The omitted footnotes are also significant. First, the “general rule” that “by interpretation we should not defeat Congress’ purpose of abridging the right of removal” was “not sufficient to displace the plain meaning of the statute.” Id. at *4 n.3 (citing and quoting Delalla v. Hanover Insurance Co., 660 F.3d 180, 189 (3d Cir. 2011)). Second, the argument that advanced technology allowing improved docket monitoring was more properly directed to Congress than to the courts:
We are aware of the concern that technological advances since enactment of the forum defendant rule now permit litigants to monitor dockets electronically, potentially giving defendants an advantage in a race-to-the-courthouse removal scenario. . . . If a significant number of potential defendants (1) electronically monitor dockets; (2) possess the ability to quickly determine whether to remove the matter before a would-be state court plaintiff can serve process; and (3) remove the matter contrary to Congress’ intent, the legislature is well-suited to address the issue.
Id. at *4 n.4.
The Encompass Insurance court therefore unanimously concluded that §1441(b) said what it said when it predicated the forum defendant exception on such defendants being “properly joined and served” and that courts must respect what Congress enacted:
In short, [defendant] has availed itself of the plain meaning of the statute, for which there is precedential support. [Plaintiff] has not provided, nor have we otherwise uncovered, an extraordinary showing of contrary legislative intent. Furthermore, we do not perceive that the result in this case rises to the level of the absurd or bizarre. There are simply no grounds upon which we could substitute [plaintiff’s] interpretation for the literal interpretation. Reasonable minds might conclude that the procedural result demonstrates a need for a change in the law; however, if such change is required, it is Congress − not the Judiciary − that must act.
Id. at *5. Finally, the defendant’s previous agreement to accept service did not preclude it from delaying such acceptance until after it removed the case to federal court. “[W]e are unconvinced that [defendant’s] conduct − even if unsavory − precludes it from arguing that incomplete service permits removal.” Id.
Thus, the debate is over in the Third Circuit, notwithstanding the prior decisions of some district judges in Pennsylvania, New Jersey, and Delaware to the contrary, and it is perfectly proper for defendants, whether “forum defendants” or otherwise, to monitor state-court dockets electronically for new lawsuits, and to remove diverse cases preemptively to federal court before the plaintiffs (often litigation tourists) can serve in-state defendants whose presence would otherwise preclude removal under §1441(b)(2).

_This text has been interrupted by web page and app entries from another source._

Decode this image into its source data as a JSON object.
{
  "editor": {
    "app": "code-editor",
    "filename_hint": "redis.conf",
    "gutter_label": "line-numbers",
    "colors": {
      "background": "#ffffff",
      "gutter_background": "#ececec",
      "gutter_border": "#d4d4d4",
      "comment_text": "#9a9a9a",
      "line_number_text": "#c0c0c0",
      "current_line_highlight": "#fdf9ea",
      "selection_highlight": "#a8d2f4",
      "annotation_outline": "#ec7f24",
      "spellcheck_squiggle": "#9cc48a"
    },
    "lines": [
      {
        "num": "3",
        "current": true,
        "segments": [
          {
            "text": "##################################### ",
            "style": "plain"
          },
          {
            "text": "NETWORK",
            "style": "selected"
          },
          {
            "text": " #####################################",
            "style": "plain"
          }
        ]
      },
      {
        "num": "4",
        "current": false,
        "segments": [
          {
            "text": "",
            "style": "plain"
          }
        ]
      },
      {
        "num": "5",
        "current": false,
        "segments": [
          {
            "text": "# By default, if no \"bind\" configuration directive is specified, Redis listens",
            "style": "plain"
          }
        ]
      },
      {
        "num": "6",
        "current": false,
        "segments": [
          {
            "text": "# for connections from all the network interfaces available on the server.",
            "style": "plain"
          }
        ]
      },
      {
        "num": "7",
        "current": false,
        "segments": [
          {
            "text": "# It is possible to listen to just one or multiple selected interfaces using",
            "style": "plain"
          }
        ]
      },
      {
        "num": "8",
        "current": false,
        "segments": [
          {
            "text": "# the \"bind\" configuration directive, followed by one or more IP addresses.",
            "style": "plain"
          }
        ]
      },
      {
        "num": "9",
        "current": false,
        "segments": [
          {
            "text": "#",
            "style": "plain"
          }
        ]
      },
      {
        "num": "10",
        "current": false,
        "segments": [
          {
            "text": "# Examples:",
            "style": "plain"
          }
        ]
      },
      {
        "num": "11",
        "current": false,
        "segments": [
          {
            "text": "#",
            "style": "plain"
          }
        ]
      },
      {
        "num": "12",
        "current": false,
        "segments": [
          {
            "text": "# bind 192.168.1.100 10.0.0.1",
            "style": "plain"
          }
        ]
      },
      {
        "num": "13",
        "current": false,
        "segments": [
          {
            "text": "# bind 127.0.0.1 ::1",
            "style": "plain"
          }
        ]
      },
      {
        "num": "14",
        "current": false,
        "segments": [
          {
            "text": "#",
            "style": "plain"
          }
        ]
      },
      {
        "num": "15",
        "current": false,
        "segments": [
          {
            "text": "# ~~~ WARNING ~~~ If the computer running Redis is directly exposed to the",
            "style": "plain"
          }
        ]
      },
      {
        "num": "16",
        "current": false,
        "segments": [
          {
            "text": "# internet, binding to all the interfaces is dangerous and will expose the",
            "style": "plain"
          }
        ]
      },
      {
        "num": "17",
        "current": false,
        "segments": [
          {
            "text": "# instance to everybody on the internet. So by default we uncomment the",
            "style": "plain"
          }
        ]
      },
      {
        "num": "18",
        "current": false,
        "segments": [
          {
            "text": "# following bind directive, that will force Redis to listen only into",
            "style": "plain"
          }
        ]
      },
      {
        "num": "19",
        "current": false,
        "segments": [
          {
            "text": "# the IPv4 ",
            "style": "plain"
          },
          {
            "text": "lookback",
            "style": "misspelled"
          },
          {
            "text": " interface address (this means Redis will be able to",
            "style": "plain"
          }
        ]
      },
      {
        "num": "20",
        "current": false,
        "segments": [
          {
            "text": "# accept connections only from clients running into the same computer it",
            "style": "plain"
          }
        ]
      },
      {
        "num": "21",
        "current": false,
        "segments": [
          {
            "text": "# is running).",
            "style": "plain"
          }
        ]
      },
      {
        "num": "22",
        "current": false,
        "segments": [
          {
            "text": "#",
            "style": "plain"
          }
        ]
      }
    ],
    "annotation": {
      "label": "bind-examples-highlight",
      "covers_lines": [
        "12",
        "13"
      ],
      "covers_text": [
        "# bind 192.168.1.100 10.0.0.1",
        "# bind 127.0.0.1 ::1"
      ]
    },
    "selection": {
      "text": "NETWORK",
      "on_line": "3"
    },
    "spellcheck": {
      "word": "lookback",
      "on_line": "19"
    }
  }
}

The sound you hear is one more nail being driven in the coffin of litigation tourism.
One last thought. Query whether, if a defendant in a case in the Third Circuit were unfortunate enough to have removed before service and suffered remand under the “absurd result” rationale rejected in Encompass Insurance, the Third Circuit’s opinion constitutes an “other paper” creating grounds for removal that would support a second removal. While we don’t know the answer off-hand, it is a question that attorneys representing clients in that situation may want to address.